Environmentalists seized on an opportunity to overturn the EPCRA exemption by modifying a complaint in ongoing litigation which challenged the final EPCRA rule. After the Biden Administration in January 2021 issued an Executive Order that called upon EPA to immediately review federal regulations issued over the past four years for consistency with national objectives, such as confronting the climate crisis, EPA that November asked the courts to return the final EPCRA rule to EPA for further review.

EPA then allegedly promulgated a proposed rule to eliminate the EPCRA exemption which was then sent to the Office of Management and Budget (OMB) for review, where it sat for an extended period.  During that period NMPF and other ag groups repeatedly asserted to EPA and OMB that revoking the exemption would be inappropriate and defy common sense by requiring useless emissions reports that would serve no logical purpose other than to harass farmers—even while knowing the revocation was very much on the table.
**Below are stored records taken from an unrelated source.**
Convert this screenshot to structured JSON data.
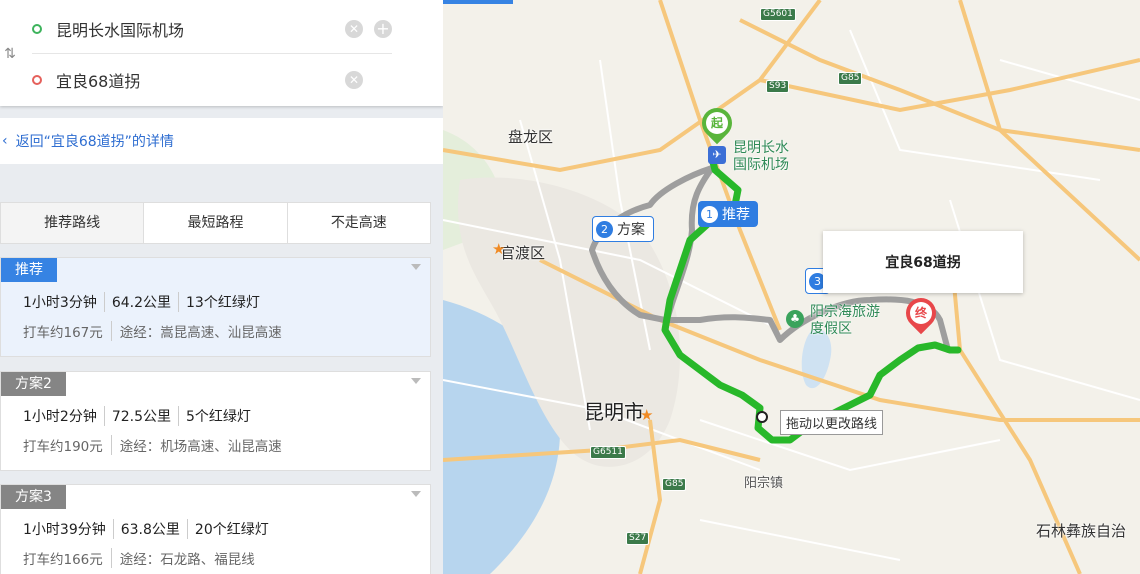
{
  "search": {
    "start": "昆明长水国际机场",
    "end": "宜良68道拐"
  },
  "back_link": "返回“宜良68道拐”的详情",
  "tabs": [
    {
      "label": "推荐路线",
      "active": true
    },
    {
      "label": "最短路程",
      "active": false
    },
    {
      "label": "不走高速",
      "active": false
    }
  ],
  "routes": [
    {
      "badge": "推荐",
      "time": "1小时3分钟",
      "distance": "64.2公里",
      "lights": "13个红绿灯",
      "taxi": "打车约167元",
      "via": "途经：嵩昆高速、汕昆高速",
      "selected": true
    },
    {
      "badge": "方案2",
      "time": "1小时2分钟",
      "distance": "72.5公里",
      "lights": "5个红绿灯",
      "taxi": "打车约190元",
      "via": "途经：机场高速、汕昆高速",
      "selected": false
    },
    {
      "badge": "方案3",
      "time": "1小时39分钟",
      "distance": "63.8公里",
      "lights": "20个红绿灯",
      "taxi": "打车约166元",
      "via": "途经：石龙路、福昆线",
      "selected": false
    }
  ],
  "map": {
    "places": {
      "panlong": "盘龙区",
      "guandu": "官渡区",
      "kunming": "昆明市",
      "yangzong": "阳宗镇",
      "shilin": "石林彝族自治",
      "airport": "昆明长水\n国际机场",
      "resort": "阳宗海旅游\n度假区"
    },
    "shields": {
      "g5601": "G5601",
      "g85a": "G85",
      "s93": "S93",
      "g85b": "G85",
      "g6511": "G6511",
      "s27": "S27"
    },
    "route_tags": {
      "recommended": {
        "num": "1",
        "label": "推荐"
      },
      "plan2": {
        "num": "2",
        "label": "方案"
      },
      "plan3": {
        "num": "3"
      }
    },
    "start_pin": "起",
    "end_pin": "终",
    "destination_card": "宜良68道拐",
    "drag_tip": "拖动以更改路线",
    "colors": {
      "route_selected": "#28b82a",
      "route_alt": "#9e9e9e",
      "highway": "#f6c77c",
      "water": "#b7d5ee",
      "start_pin": "#59b53b",
      "end_pin": "#e8474a",
      "accent": "#3683e3"
    }
  }
}
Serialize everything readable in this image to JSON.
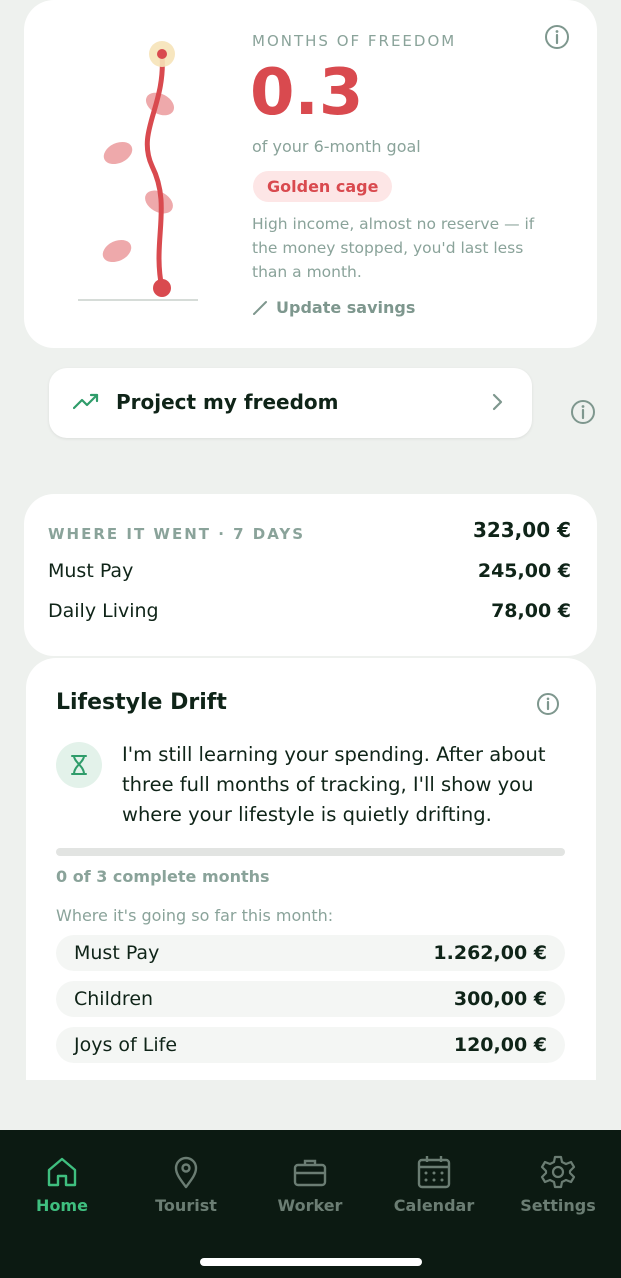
{
  "freedom": {
    "label": "MONTHS OF FREEDOM",
    "value": "0.3",
    "goal_text": "of your 6-month goal",
    "badge": "Golden cage",
    "description": "High income, almost no reserve — if the money stopped, you'd last less than a month.",
    "update_label": "Update savings"
  },
  "project": {
    "label": "Project my freedom"
  },
  "spending": {
    "heading": "WHERE IT WENT · 7 DAYS",
    "total": "323,00 €",
    "rows": [
      {
        "label": "Must Pay",
        "value": "245,00 €"
      },
      {
        "label": "Daily Living",
        "value": "78,00 €"
      }
    ]
  },
  "drift": {
    "title": "Lifestyle Drift",
    "message": "I'm still learning your spending. After about three full months of tracking, I'll show you where your lifestyle is quietly drifting.",
    "progress_fraction": 0,
    "progress_text": "0 of 3 complete months",
    "subheading": "Where it's going so far this month:",
    "rows": [
      {
        "label": "Must Pay",
        "value": "1.262,00 €"
      },
      {
        "label": "Children",
        "value": "300,00 €"
      },
      {
        "label": "Joys of Life",
        "value": "120,00 €"
      }
    ]
  },
  "nav": {
    "items": [
      {
        "label": "Home",
        "icon": "home-icon",
        "active": true
      },
      {
        "label": "Tourist",
        "icon": "map-pin-icon",
        "active": false
      },
      {
        "label": "Worker",
        "icon": "briefcase-icon",
        "active": false
      },
      {
        "label": "Calendar",
        "icon": "calendar-icon",
        "active": false
      },
      {
        "label": "Settings",
        "icon": "gear-icon",
        "active": false
      }
    ]
  },
  "colors": {
    "accent_green": "#3fbf7f",
    "alert_red": "#d94a4f",
    "nav_background": "#0c1a12"
  }
}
Instead, EPA has issued an Advanced Notice of Proposed Rulemaking, which solicits information pertaining to requests comments to assist in potentially developing regulations to reinstate the reporting of animal waste air emissions at farms under EPCRA. The agency is soliciting comments under five general categories: health impacts; implementation challenges; costs and benefits; small farm definition and potential reporting exemption; and national report on animal waste air emissions.

The bottom line is that while the issue is far from over, EPA did not have sufficient information to justify a proposed regulation to end the exemption and therefore had to switch to information collection. NMPF and other ag groups will continue to fight on this long-lived, cumbersome issue.